### REQUIRED ACTION
What this exercise calls for is an exact copy of the data.

### SUPPLIED MATERIAL

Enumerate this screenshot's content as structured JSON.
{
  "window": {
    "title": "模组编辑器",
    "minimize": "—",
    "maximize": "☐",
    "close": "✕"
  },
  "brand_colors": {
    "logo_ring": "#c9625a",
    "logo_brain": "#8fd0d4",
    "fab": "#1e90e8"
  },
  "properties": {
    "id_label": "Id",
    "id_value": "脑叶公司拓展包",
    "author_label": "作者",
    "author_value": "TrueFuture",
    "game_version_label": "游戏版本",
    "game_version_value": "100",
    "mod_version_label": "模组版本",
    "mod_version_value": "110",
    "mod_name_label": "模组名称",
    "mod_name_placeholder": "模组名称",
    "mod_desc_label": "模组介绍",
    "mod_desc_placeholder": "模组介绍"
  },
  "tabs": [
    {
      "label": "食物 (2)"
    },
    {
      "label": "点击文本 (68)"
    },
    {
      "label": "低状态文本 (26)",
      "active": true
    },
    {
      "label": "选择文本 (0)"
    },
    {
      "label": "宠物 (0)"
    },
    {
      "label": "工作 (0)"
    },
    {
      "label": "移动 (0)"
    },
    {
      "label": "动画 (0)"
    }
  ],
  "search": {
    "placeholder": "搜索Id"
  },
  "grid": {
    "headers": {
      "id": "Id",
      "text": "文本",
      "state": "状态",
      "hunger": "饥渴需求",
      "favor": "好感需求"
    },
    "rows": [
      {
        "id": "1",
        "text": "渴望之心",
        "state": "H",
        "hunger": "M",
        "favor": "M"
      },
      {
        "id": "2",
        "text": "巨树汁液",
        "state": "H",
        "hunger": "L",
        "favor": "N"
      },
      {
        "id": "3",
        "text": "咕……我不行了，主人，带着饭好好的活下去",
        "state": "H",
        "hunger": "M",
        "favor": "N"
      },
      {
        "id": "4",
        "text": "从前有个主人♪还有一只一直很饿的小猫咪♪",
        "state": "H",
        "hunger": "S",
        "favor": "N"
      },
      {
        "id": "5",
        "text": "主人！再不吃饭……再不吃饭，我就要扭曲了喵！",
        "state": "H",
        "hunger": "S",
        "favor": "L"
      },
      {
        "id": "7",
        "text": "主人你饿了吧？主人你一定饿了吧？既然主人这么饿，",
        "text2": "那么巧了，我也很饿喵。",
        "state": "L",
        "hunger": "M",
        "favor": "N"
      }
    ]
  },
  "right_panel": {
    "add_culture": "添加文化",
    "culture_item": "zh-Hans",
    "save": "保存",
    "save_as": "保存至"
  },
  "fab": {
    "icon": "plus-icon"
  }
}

### ANSWER TO THIS TASK
Enumerate this screenshot's content as structured JSON.
{
  "window": {
    "title": "模组编辑器",
    "minimize": "—",
    "maximize": "☐",
    "close": "✕"
  },
  "brand_colors": {
    "logo_ring": "#c9625a",
    "logo_brain": "#8fd0d4",
    "fab": "#1e90e8"
  },
  "properties": {
    "id_label": "Id",
    "id_value": "脑叶公司拓展包",
    "author_label": "作者",
    "author_value": "TrueFuture",
    "game_version_label": "游戏版本",
    "game_version_value": "100",
    "mod_version_label": "模组版本",
    "mod_version_value": "110",
    "mod_name_label": "模组名称",
    "mod_name_placeholder": "模组名称",
    "mod_desc_label": "模组介绍",
    "mod_desc_placeholder": "模组介绍"
  },
  "tabs": [
    {
      "label": "食物 (2)"
    },
    {
      "label": "点击文本 (68)"
    },
    {
      "label": "低状态文本 (26)",
      "active": true
    },
    {
      "label": "选择文本 (0)"
    },
    {
      "label": "宠物 (0)"
    },
    {
      "label": "工作 (0)"
    },
    {
      "label": "移动 (0)"
    },
    {
      "label": "动画 (0)"
    }
  ],
  "search": {
    "placeholder": "搜索Id"
  },
  "grid": {
    "headers": {
      "id": "Id",
      "text": "文本",
      "state": "状态",
      "hunger": "饥渴需求",
      "favor": "好感需求"
    },
    "rows": [
      {
        "id": "1",
        "text": "渴望之心",
        "state": "H",
        "hunger": "M",
        "favor": "M"
      },
      {
        "id": "2",
        "text": "巨树汁液",
        "state": "H",
        "hunger": "L",
        "favor": "N"
      },
      {
        "id": "3",
        "text": "咕……我不行了，主人，带着饭好好的活下去",
        "state": "H",
        "hunger": "M",
        "favor": "N"
      },
      {
        "id": "4",
        "text": "从前有个主人♪还有一只一直很饿的小猫咪♪",
        "state": "H",
        "hunger": "S",
        "favor": "N"
      },
      {
        "id": "5",
        "text": "主人！再不吃饭……再不吃饭，我就要扭曲了喵！",
        "state": "H",
        "hunger": "S",
        "favor": "L"
      },
      {
        "id": "7",
        "text": "主人你饿了吧？主人你一定饿了吧？既然主人这么饿，",
        "text2": "那么巧了，我也很饿喵。",
        "state": "L",
        "hunger": "M",
        "favor": "N"
      }
    ]
  },
  "right_panel": {
    "add_culture": "添加文化",
    "culture_item": "zh-Hans",
    "save": "保存",
    "save_as": "保存至"
  },
  "fab": {
    "icon": "plus-icon"
  }
}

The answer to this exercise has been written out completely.